*Description of the task*: Scan the data below and report how many lines include the word "persona". Nothing else is wanted.

*Provided records*:
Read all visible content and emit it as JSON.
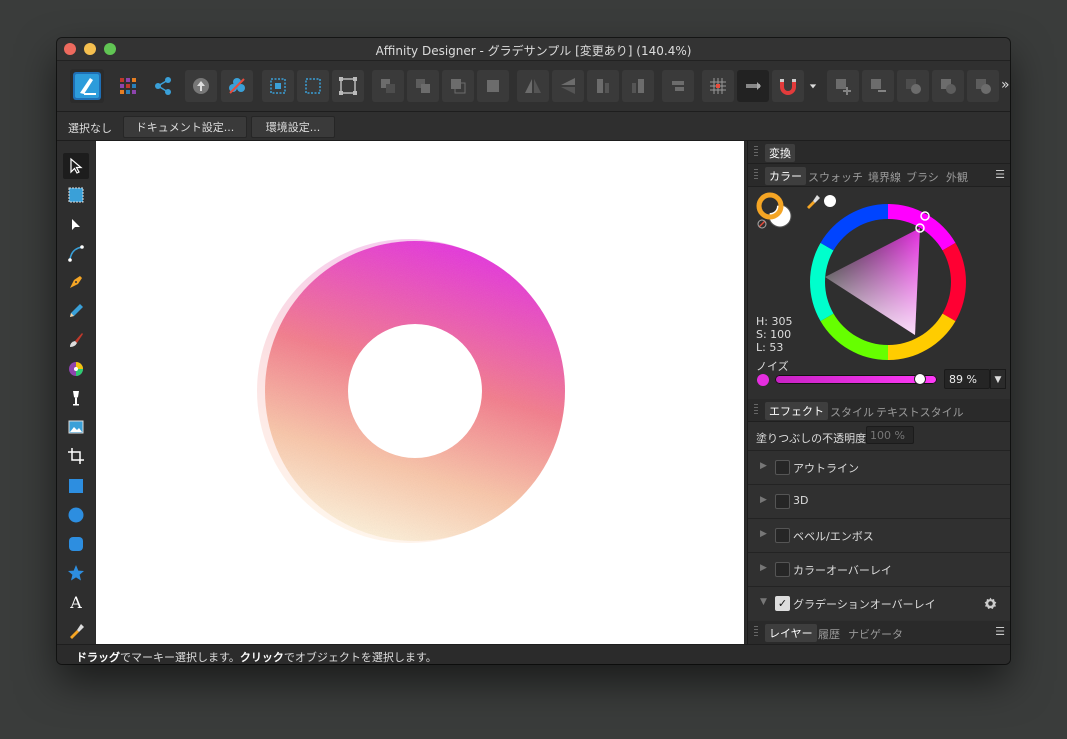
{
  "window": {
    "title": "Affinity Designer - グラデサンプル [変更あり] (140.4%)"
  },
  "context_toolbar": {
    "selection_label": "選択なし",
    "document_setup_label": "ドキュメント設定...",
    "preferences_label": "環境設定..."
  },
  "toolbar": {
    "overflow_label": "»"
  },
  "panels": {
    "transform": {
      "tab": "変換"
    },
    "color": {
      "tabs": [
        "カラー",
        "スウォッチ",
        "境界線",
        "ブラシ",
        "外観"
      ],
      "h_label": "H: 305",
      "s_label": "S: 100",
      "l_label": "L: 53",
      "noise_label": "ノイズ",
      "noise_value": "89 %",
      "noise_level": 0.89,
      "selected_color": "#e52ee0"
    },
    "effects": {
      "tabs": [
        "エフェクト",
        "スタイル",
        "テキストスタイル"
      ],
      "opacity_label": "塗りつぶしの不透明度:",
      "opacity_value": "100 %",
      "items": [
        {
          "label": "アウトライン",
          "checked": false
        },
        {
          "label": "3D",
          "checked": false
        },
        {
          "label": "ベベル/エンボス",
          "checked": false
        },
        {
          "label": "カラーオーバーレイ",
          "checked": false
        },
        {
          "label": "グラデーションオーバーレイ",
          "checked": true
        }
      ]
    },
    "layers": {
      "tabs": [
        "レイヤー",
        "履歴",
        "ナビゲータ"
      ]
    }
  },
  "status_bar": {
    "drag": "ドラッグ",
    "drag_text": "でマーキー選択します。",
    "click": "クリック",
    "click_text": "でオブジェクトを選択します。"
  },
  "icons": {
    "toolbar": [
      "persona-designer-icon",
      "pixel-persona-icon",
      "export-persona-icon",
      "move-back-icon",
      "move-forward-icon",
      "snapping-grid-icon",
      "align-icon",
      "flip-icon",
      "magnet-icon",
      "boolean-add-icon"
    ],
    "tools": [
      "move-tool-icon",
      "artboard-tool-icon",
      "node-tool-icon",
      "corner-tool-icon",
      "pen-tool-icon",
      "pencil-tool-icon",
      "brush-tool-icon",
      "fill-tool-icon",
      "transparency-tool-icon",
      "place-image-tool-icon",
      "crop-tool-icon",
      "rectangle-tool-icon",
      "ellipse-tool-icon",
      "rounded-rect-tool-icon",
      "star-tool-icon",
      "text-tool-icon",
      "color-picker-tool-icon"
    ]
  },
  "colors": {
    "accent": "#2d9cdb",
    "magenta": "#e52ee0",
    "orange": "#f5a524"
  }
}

*Exercise result*: 3